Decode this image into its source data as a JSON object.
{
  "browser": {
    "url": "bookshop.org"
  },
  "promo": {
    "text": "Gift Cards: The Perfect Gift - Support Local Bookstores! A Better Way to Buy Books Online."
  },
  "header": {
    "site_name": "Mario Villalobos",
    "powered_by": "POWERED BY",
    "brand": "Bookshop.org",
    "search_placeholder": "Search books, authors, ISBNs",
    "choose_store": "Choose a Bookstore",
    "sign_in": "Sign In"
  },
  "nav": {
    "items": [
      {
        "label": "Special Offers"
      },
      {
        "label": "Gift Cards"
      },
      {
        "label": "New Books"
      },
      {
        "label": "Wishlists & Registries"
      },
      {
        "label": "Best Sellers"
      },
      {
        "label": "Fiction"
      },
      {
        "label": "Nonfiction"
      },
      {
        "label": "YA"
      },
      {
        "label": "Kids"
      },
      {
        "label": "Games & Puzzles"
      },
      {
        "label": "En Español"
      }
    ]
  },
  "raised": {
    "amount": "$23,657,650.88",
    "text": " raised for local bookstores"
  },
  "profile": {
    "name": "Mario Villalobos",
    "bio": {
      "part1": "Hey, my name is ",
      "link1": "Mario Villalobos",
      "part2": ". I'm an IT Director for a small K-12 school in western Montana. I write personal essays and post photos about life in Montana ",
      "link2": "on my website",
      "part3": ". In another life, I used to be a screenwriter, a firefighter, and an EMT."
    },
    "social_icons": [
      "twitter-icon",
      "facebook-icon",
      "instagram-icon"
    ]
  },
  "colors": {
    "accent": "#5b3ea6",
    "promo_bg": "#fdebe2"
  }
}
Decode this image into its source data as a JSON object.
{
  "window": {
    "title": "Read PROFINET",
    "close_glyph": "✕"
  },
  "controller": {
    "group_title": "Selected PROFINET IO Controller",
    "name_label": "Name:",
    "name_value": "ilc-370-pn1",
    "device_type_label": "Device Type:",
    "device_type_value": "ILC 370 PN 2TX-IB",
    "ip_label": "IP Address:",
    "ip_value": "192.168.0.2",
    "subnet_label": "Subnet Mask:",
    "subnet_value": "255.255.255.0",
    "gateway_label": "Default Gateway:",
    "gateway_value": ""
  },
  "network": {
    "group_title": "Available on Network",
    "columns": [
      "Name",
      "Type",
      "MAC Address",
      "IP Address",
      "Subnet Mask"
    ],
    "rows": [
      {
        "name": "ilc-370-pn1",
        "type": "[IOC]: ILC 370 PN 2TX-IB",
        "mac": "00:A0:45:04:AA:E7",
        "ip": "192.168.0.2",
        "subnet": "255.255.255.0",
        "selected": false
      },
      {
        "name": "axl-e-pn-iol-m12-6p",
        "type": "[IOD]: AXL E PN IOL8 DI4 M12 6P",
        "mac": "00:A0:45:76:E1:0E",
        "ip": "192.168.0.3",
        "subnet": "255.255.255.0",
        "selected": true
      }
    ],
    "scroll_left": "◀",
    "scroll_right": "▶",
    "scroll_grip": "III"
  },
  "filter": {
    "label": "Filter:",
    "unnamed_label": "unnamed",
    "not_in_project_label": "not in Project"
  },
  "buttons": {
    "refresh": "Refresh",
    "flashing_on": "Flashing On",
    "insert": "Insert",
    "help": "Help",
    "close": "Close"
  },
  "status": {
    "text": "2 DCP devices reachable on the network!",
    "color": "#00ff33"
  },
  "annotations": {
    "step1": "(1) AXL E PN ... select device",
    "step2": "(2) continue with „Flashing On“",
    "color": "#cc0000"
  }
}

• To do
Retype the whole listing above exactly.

• Solved problem
Decode this image into its source data as a JSON object.
{
  "browser": {
    "url": "bookshop.org"
  },
  "promo": {
    "text": "Gift Cards: The Perfect Gift - Support Local Bookstores! A Better Way to Buy Books Online."
  },
  "header": {
    "site_name": "Mario Villalobos",
    "powered_by": "POWERED BY",
    "brand": "Bookshop.org",
    "search_placeholder": "Search books, authors, ISBNs",
    "choose_store": "Choose a Bookstore",
    "sign_in": "Sign In"
  },
  "nav": {
    "items": [
      {
        "label": "Special Offers"
      },
      {
        "label": "Gift Cards"
      },
      {
        "label": "New Books"
      },
      {
        "label": "Wishlists & Registries"
      },
      {
        "label": "Best Sellers"
      },
      {
        "label": "Fiction"
      },
      {
        "label": "Nonfiction"
      },
      {
        "label": "YA"
      },
      {
        "label": "Kids"
      },
      {
        "label": "Games & Puzzles"
      },
      {
        "label": "En Español"
      }
    ]
  },
  "raised": {
    "amount": "$23,657,650.88",
    "text": " raised for local bookstores"
  },
  "profile": {
    "name": "Mario Villalobos",
    "bio": {
      "part1": "Hey, my name is ",
      "link1": "Mario Villalobos",
      "part2": ". I'm an IT Director for a small K-12 school in western Montana. I write personal essays and post photos about life in Montana ",
      "link2": "on my website",
      "part3": ". In another life, I used to be a screenwriter, a firefighter, and an EMT."
    },
    "social_icons": [
      "twitter-icon",
      "facebook-icon",
      "instagram-icon"
    ]
  },
  "colors": {
    "accent": "#5b3ea6",
    "promo_bg": "#fdebe2"
  }
}
Decode this image into its source data as a JSON object.
{
  "window": {
    "title": "Read PROFINET",
    "close_glyph": "✕"
  },
  "controller": {
    "group_title": "Selected PROFINET IO Controller",
    "name_label": "Name:",
    "name_value": "ilc-370-pn1",
    "device_type_label": "Device Type:",
    "device_type_value": "ILC 370 PN 2TX-IB",
    "ip_label": "IP Address:",
    "ip_value": "192.168.0.2",
    "subnet_label": "Subnet Mask:",
    "subnet_value": "255.255.255.0",
    "gateway_label": "Default Gateway:",
    "gateway_value": ""
  },
  "network": {
    "group_title": "Available on Network",
    "columns": [
      "Name",
      "Type",
      "MAC Address",
      "IP Address",
      "Subnet Mask"
    ],
    "rows": [
      {
        "name": "ilc-370-pn1",
        "type": "[IOC]: ILC 370 PN 2TX-IB",
        "mac": "00:A0:45:04:AA:E7",
        "ip": "192.168.0.2",
        "subnet": "255.255.255.0",
        "selected": false
      },
      {
        "name": "axl-e-pn-iol-m12-6p",
        "type": "[IOD]: AXL E PN IOL8 DI4 M12 6P",
        "mac": "00:A0:45:76:E1:0E",
        "ip": "192.168.0.3",
        "subnet": "255.255.255.0",
        "selected": true
      }
    ],
    "scroll_left": "◀",
    "scroll_right": "▶",
    "scroll_grip": "III"
  },
  "filter": {
    "label": "Filter:",
    "unnamed_label": "unnamed",
    "not_in_project_label": "not in Project"
  },
  "buttons": {
    "refresh": "Refresh",
    "flashing_on": "Flashing On",
    "insert": "Insert",
    "help": "Help",
    "close": "Close"
  },
  "status": {
    "text": "2 DCP devices reachable on the network!",
    "color": "#00ff33"
  },
  "annotations": {
    "step1": "(1) AXL E PN ... select device",
    "step2": "(2) continue with „Flashing On“",
    "color": "#cc0000"
  }
}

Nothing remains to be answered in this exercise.